Subdivision means to divide the buildings or land into separate parts, each one with a separate certificate of title. Getting a subdivision consent from the Council for any kind of subdivision is a must.
The rules, which control the subdivision are authorized by the RMA 1991 and Local Government Act 2002 and they are basically contained in three main documents:
The LTCCP (Long Term Council Community Plan) covering up things like development contribution requirements.
The City Plan or on Peninsula, Proposed District Plan, which contains rules covering up things like shape, size, access and frontage.
The IDS (Infrastructure Design Standard) covering up the standards for installation of the new works as well as the services.
Before starting any sort of physical work on subdivision, resource content issued under provisions of the RMA 1991 is needed. The consent is called subdivision consent. The reason, subdivision consent is needed is to make sure that:
Any kind of adverse effects, which may arise from subdivision are recognized and properly dealt with.
All the works as well as services are carried and installed in the terms of IDS of the Council.

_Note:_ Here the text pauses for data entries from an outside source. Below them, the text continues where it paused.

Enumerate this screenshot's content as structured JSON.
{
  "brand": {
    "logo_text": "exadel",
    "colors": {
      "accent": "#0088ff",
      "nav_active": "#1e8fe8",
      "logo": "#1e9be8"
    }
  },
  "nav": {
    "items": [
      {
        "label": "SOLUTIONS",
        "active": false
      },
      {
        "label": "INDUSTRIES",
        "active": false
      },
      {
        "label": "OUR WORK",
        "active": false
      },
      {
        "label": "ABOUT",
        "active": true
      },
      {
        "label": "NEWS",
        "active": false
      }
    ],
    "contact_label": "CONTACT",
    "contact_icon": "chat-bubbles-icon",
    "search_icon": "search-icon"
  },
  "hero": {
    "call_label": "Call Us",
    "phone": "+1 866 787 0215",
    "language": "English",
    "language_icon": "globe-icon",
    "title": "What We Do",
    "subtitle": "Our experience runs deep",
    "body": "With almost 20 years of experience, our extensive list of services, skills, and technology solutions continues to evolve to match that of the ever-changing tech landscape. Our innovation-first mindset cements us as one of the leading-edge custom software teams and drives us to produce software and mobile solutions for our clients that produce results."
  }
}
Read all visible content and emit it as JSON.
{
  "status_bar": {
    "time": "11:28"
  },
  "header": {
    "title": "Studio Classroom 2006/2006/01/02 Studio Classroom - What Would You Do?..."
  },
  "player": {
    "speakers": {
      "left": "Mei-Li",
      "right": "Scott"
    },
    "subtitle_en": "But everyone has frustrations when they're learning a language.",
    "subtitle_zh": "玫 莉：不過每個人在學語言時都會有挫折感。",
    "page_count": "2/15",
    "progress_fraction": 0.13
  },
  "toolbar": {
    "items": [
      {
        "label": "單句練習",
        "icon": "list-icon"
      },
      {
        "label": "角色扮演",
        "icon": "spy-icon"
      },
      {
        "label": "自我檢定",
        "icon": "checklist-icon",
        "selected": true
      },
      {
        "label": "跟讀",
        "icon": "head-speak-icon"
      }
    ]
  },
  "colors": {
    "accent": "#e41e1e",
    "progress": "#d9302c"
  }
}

New allotments are apt for the intended purpose.
While it is possible to undertake a few of the subdivision methods yourself there are a few tasks for which you will need to use the services of subdivision consent consultants in NZ.
There are several steps involved in subdividing a land. Thus it may become a time-consuming task. The simplest of the subdivisions may take 3-4 months for completion while the larger or more complicated ones may take a lot more time. In spite of the fact that there are a few statutory time periods that are associated with subdivision process, the time taken for completing a subdivision rests totally with an applicant.
In fact, if you want to apply for a subdivision, it is always suggested that you first discuss about this with a consultant who is an expert in this field of subdivision before making any application. The professional will be able to tell you whether subdivision will be permitted and whether it will be feasible.